*** Block opens ***
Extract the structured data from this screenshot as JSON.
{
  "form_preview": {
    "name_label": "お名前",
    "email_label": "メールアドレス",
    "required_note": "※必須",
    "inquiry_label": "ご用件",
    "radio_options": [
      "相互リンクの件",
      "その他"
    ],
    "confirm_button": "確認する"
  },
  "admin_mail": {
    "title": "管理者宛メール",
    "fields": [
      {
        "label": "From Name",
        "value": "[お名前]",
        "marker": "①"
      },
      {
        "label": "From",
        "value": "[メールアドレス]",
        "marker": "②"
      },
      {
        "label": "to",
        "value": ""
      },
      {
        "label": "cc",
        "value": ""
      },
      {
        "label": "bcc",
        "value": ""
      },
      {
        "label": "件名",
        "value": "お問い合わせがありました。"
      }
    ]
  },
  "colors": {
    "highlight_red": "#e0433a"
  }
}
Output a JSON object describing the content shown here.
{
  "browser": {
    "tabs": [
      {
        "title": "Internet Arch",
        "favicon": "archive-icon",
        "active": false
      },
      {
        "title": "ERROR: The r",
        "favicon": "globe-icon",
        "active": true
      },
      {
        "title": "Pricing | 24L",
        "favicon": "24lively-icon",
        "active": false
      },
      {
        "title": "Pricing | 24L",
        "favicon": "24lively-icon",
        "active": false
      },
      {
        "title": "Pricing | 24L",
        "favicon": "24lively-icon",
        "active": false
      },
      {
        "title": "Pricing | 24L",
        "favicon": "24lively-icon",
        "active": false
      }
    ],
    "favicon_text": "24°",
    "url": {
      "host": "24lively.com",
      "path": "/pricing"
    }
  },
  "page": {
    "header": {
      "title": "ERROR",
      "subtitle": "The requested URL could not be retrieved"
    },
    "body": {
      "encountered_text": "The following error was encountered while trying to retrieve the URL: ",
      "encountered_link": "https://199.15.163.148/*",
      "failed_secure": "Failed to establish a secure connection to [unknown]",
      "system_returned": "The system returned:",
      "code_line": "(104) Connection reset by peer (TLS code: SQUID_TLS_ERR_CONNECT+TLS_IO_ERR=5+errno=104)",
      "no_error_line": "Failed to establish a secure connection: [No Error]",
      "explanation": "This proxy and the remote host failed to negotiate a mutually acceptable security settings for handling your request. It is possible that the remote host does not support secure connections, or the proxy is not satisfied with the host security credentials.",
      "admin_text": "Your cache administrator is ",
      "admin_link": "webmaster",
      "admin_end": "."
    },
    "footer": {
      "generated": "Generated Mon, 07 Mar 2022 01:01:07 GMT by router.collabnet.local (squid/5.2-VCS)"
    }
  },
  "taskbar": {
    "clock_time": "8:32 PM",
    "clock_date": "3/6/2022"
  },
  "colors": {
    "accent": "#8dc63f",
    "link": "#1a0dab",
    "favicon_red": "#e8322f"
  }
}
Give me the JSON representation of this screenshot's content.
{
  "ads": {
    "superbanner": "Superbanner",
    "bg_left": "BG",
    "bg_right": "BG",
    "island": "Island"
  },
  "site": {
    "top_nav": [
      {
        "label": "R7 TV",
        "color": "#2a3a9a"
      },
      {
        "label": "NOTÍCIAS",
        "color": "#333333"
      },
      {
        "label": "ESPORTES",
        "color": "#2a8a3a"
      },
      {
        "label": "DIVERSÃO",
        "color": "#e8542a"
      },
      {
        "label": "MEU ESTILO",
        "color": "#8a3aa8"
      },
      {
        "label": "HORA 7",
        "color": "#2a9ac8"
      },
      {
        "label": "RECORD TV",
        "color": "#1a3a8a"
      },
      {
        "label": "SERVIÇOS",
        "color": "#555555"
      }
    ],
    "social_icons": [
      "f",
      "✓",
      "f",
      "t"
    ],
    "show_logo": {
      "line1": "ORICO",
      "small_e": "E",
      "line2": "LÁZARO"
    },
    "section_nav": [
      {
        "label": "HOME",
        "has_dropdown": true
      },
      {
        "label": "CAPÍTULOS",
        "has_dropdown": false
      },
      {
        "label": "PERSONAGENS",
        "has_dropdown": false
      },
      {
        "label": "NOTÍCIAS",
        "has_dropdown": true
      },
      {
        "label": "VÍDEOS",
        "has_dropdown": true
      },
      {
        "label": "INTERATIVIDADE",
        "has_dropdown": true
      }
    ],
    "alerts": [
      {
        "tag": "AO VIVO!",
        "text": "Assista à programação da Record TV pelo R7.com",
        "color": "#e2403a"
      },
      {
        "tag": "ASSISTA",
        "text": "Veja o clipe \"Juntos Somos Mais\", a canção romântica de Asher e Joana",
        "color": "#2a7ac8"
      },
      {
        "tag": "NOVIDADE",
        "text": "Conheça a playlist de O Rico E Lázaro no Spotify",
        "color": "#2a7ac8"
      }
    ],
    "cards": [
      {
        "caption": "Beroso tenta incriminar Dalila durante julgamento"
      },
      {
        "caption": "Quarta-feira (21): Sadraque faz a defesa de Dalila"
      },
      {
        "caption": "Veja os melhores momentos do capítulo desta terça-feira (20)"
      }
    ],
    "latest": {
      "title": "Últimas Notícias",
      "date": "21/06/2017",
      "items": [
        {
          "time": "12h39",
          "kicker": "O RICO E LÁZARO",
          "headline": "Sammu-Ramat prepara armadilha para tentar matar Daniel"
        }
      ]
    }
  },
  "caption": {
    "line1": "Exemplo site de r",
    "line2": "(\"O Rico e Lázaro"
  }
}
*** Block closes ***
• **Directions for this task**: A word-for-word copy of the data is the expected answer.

• **Exercise answer**:
Extract the structured data from this screenshot as JSON.
{
  "form_preview": {
    "name_label": "お名前",
    "email_label": "メールアドレス",
    "required_note": "※必須",
    "inquiry_label": "ご用件",
    "radio_options": [
      "相互リンクの件",
      "その他"
    ],
    "confirm_button": "確認する"
  },
  "admin_mail": {
    "title": "管理者宛メール",
    "fields": [
      {
        "label": "From Name",
        "value": "[お名前]",
        "marker": "①"
      },
      {
        "label": "From",
        "value": "[メールアドレス]",
        "marker": "②"
      },
      {
        "label": "to",
        "value": ""
      },
      {
        "label": "cc",
        "value": ""
      },
      {
        "label": "bcc",
        "value": ""
      },
      {
        "label": "件名",
        "value": "お問い合わせがありました。"
      }
    ]
  },
  "colors": {
    "highlight_red": "#e0433a"
  }
}
Output a JSON object describing the content shown here.
{
  "browser": {
    "tabs": [
      {
        "title": "Internet Arch",
        "favicon": "archive-icon",
        "active": false
      },
      {
        "title": "ERROR: The r",
        "favicon": "globe-icon",
        "active": true
      },
      {
        "title": "Pricing | 24L",
        "favicon": "24lively-icon",
        "active": false
      },
      {
        "title": "Pricing | 24L",
        "favicon": "24lively-icon",
        "active": false
      },
      {
        "title": "Pricing | 24L",
        "favicon": "24lively-icon",
        "active": false
      },
      {
        "title": "Pricing | 24L",
        "favicon": "24lively-icon",
        "active": false
      }
    ],
    "favicon_text": "24°",
    "url": {
      "host": "24lively.com",
      "path": "/pricing"
    }
  },
  "page": {
    "header": {
      "title": "ERROR",
      "subtitle": "The requested URL could not be retrieved"
    },
    "body": {
      "encountered_text": "The following error was encountered while trying to retrieve the URL: ",
      "encountered_link": "https://199.15.163.148/*",
      "failed_secure": "Failed to establish a secure connection to [unknown]",
      "system_returned": "The system returned:",
      "code_line": "(104) Connection reset by peer (TLS code: SQUID_TLS_ERR_CONNECT+TLS_IO_ERR=5+errno=104)",
      "no_error_line": "Failed to establish a secure connection: [No Error]",
      "explanation": "This proxy and the remote host failed to negotiate a mutually acceptable security settings for handling your request. It is possible that the remote host does not support secure connections, or the proxy is not satisfied with the host security credentials.",
      "admin_text": "Your cache administrator is ",
      "admin_link": "webmaster",
      "admin_end": "."
    },
    "footer": {
      "generated": "Generated Mon, 07 Mar 2022 01:01:07 GMT by router.collabnet.local (squid/5.2-VCS)"
    }
  },
  "taskbar": {
    "clock_time": "8:32 PM",
    "clock_date": "3/6/2022"
  },
  "colors": {
    "accent": "#8dc63f",
    "link": "#1a0dab",
    "favicon_red": "#e8322f"
  }
}
Give me the JSON representation of this screenshot's content.
{
  "ads": {
    "superbanner": "Superbanner",
    "bg_left": "BG",
    "bg_right": "BG",
    "island": "Island"
  },
  "site": {
    "top_nav": [
      {
        "label": "R7 TV",
        "color": "#2a3a9a"
      },
      {
        "label": "NOTÍCIAS",
        "color": "#333333"
      },
      {
        "label": "ESPORTES",
        "color": "#2a8a3a"
      },
      {
        "label": "DIVERSÃO",
        "color": "#e8542a"
      },
      {
        "label": "MEU ESTILO",
        "color": "#8a3aa8"
      },
      {
        "label": "HORA 7",
        "color": "#2a9ac8"
      },
      {
        "label": "RECORD TV",
        "color": "#1a3a8a"
      },
      {
        "label": "SERVIÇOS",
        "color": "#555555"
      }
    ],
    "social_icons": [
      "f",
      "✓",
      "f",
      "t"
    ],
    "show_logo": {
      "line1": "ORICO",
      "small_e": "E",
      "line2": "LÁZARO"
    },
    "section_nav": [
      {
        "label": "HOME",
        "has_dropdown": true
      },
      {
        "label": "CAPÍTULOS",
        "has_dropdown": false
      },
      {
        "label": "PERSONAGENS",
        "has_dropdown": false
      },
      {
        "label": "NOTÍCIAS",
        "has_dropdown": true
      },
      {
        "label": "VÍDEOS",
        "has_dropdown": true
      },
      {
        "label": "INTERATIVIDADE",
        "has_dropdown": true
      }
    ],
    "alerts": [
      {
        "tag": "AO VIVO!",
        "text": "Assista à programação da Record TV pelo R7.com",
        "color": "#e2403a"
      },
      {
        "tag": "ASSISTA",
        "text": "Veja o clipe \"Juntos Somos Mais\", a canção romântica de Asher e Joana",
        "color": "#2a7ac8"
      },
      {
        "tag": "NOVIDADE",
        "text": "Conheça a playlist de O Rico E Lázaro no Spotify",
        "color": "#2a7ac8"
      }
    ],
    "cards": [
      {
        "caption": "Beroso tenta incriminar Dalila durante julgamento"
      },
      {
        "caption": "Quarta-feira (21): Sadraque faz a defesa de Dalila"
      },
      {
        "caption": "Veja os melhores momentos do capítulo desta terça-feira (20)"
      }
    ],
    "latest": {
      "title": "Últimas Notícias",
      "date": "21/06/2017",
      "items": [
        {
          "time": "12h39",
          "kicker": "O RICO E LÁZARO",
          "headline": "Sammu-Ramat prepara armadilha para tentar matar Daniel"
        }
      ]
    }
  },
  "caption": {
    "line1": "Exemplo site de r",
    "line2": "(\"O Rico e Lázaro"
  }
}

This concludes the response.